◆ **What the task asks**
Apart from the images, output the data below exactly.

(Data records for software interfaces)

= Beginning of Section =

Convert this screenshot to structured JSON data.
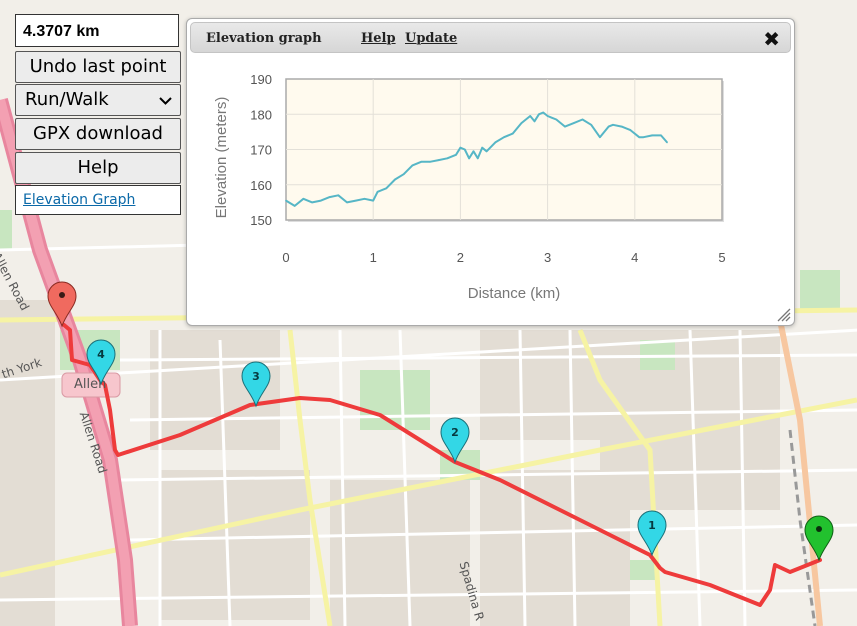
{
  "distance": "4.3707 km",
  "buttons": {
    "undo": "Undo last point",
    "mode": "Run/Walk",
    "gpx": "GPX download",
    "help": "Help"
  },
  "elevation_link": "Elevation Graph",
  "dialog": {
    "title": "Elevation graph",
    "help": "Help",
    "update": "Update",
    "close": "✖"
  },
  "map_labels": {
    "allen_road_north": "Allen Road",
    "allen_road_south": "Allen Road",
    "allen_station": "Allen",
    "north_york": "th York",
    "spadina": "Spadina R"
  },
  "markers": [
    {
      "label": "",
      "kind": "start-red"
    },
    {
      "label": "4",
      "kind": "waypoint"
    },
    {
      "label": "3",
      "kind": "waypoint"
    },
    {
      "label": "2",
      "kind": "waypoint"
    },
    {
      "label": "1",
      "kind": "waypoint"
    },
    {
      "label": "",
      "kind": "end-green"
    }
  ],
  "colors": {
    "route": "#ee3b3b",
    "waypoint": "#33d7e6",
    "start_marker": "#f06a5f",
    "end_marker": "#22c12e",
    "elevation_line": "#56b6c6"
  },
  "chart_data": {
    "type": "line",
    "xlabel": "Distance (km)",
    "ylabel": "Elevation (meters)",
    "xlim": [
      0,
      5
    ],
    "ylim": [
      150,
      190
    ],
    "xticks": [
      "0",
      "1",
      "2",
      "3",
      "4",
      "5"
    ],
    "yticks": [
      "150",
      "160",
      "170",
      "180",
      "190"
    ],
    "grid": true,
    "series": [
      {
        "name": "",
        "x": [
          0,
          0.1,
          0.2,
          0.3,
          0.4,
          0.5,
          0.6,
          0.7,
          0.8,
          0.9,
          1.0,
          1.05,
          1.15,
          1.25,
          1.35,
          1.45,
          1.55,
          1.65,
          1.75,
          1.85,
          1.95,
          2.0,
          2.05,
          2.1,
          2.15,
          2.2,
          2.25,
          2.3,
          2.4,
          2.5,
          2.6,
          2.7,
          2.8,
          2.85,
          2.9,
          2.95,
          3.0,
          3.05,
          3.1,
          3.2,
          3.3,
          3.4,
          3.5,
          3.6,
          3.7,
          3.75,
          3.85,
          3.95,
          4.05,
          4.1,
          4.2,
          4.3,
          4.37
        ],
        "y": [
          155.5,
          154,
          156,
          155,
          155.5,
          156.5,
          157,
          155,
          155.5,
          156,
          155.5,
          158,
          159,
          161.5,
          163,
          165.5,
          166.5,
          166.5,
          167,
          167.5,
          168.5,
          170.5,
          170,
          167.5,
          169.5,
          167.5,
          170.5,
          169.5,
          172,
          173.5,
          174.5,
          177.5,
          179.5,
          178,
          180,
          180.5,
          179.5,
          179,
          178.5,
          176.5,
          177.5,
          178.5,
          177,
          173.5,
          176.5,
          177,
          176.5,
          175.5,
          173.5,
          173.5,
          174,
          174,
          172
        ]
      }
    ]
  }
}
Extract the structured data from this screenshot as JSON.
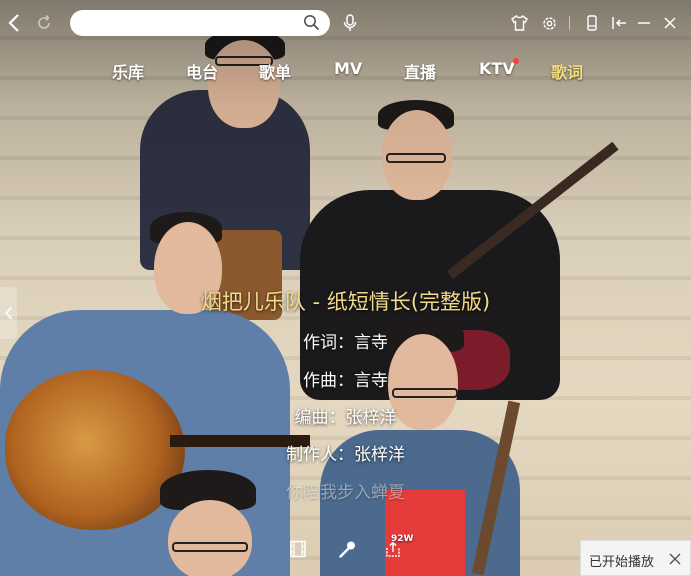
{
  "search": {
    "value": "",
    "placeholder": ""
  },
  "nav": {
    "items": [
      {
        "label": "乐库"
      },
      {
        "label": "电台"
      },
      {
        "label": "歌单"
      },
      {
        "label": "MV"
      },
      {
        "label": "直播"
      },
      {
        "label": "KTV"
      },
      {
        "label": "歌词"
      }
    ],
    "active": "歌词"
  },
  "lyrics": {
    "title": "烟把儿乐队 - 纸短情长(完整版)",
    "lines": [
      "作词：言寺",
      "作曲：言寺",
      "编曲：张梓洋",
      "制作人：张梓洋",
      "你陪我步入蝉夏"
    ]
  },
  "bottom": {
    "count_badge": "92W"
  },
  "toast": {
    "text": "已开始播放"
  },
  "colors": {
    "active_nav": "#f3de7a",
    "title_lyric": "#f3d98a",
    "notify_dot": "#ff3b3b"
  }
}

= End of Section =

◆ **Solution for this problem**
Convert this screenshot to structured JSON data.
{
  "distance": "4.3707 km",
  "buttons": {
    "undo": "Undo last point",
    "mode": "Run/Walk",
    "gpx": "GPX download",
    "help": "Help"
  },
  "elevation_link": "Elevation Graph",
  "dialog": {
    "title": "Elevation graph",
    "help": "Help",
    "update": "Update",
    "close": "✖"
  },
  "map_labels": {
    "allen_road_north": "Allen Road",
    "allen_road_south": "Allen Road",
    "allen_station": "Allen",
    "north_york": "th York",
    "spadina": "Spadina R"
  },
  "markers": [
    {
      "label": "",
      "kind": "start-red"
    },
    {
      "label": "4",
      "kind": "waypoint"
    },
    {
      "label": "3",
      "kind": "waypoint"
    },
    {
      "label": "2",
      "kind": "waypoint"
    },
    {
      "label": "1",
      "kind": "waypoint"
    },
    {
      "label": "",
      "kind": "end-green"
    }
  ],
  "colors": {
    "route": "#ee3b3b",
    "waypoint": "#33d7e6",
    "start_marker": "#f06a5f",
    "end_marker": "#22c12e",
    "elevation_line": "#56b6c6"
  },
  "chart_data": {
    "type": "line",
    "xlabel": "Distance (km)",
    "ylabel": "Elevation (meters)",
    "xlim": [
      0,
      5
    ],
    "ylim": [
      150,
      190
    ],
    "xticks": [
      "0",
      "1",
      "2",
      "3",
      "4",
      "5"
    ],
    "yticks": [
      "150",
      "160",
      "170",
      "180",
      "190"
    ],
    "grid": true,
    "series": [
      {
        "name": "",
        "x": [
          0,
          0.1,
          0.2,
          0.3,
          0.4,
          0.5,
          0.6,
          0.7,
          0.8,
          0.9,
          1.0,
          1.05,
          1.15,
          1.25,
          1.35,
          1.45,
          1.55,
          1.65,
          1.75,
          1.85,
          1.95,
          2.0,
          2.05,
          2.1,
          2.15,
          2.2,
          2.25,
          2.3,
          2.4,
          2.5,
          2.6,
          2.7,
          2.8,
          2.85,
          2.9,
          2.95,
          3.0,
          3.05,
          3.1,
          3.2,
          3.3,
          3.4,
          3.5,
          3.6,
          3.7,
          3.75,
          3.85,
          3.95,
          4.05,
          4.1,
          4.2,
          4.3,
          4.37
        ],
        "y": [
          155.5,
          154,
          156,
          155,
          155.5,
          156.5,
          157,
          155,
          155.5,
          156,
          155.5,
          158,
          159,
          161.5,
          163,
          165.5,
          166.5,
          166.5,
          167,
          167.5,
          168.5,
          170.5,
          170,
          167.5,
          169.5,
          167.5,
          170.5,
          169.5,
          172,
          173.5,
          174.5,
          177.5,
          179.5,
          178,
          180,
          180.5,
          179.5,
          179,
          178.5,
          176.5,
          177.5,
          178.5,
          177,
          173.5,
          176.5,
          177,
          176.5,
          175.5,
          173.5,
          173.5,
          174,
          174,
          172
        ]
      }
    ]
  }
}
Extract the structured data from this screenshot as JSON.
{
  "search": {
    "value": "",
    "placeholder": ""
  },
  "nav": {
    "items": [
      {
        "label": "乐库"
      },
      {
        "label": "电台"
      },
      {
        "label": "歌单"
      },
      {
        "label": "MV"
      },
      {
        "label": "直播"
      },
      {
        "label": "KTV"
      },
      {
        "label": "歌词"
      }
    ],
    "active": "歌词"
  },
  "lyrics": {
    "title": "烟把儿乐队 - 纸短情长(完整版)",
    "lines": [
      "作词：言寺",
      "作曲：言寺",
      "编曲：张梓洋",
      "制作人：张梓洋",
      "你陪我步入蝉夏"
    ]
  },
  "bottom": {
    "count_badge": "92W"
  },
  "toast": {
    "text": "已开始播放"
  },
  "colors": {
    "active_nav": "#f3de7a",
    "title_lyric": "#f3d98a",
    "notify_dot": "#ff3b3b"
  }
}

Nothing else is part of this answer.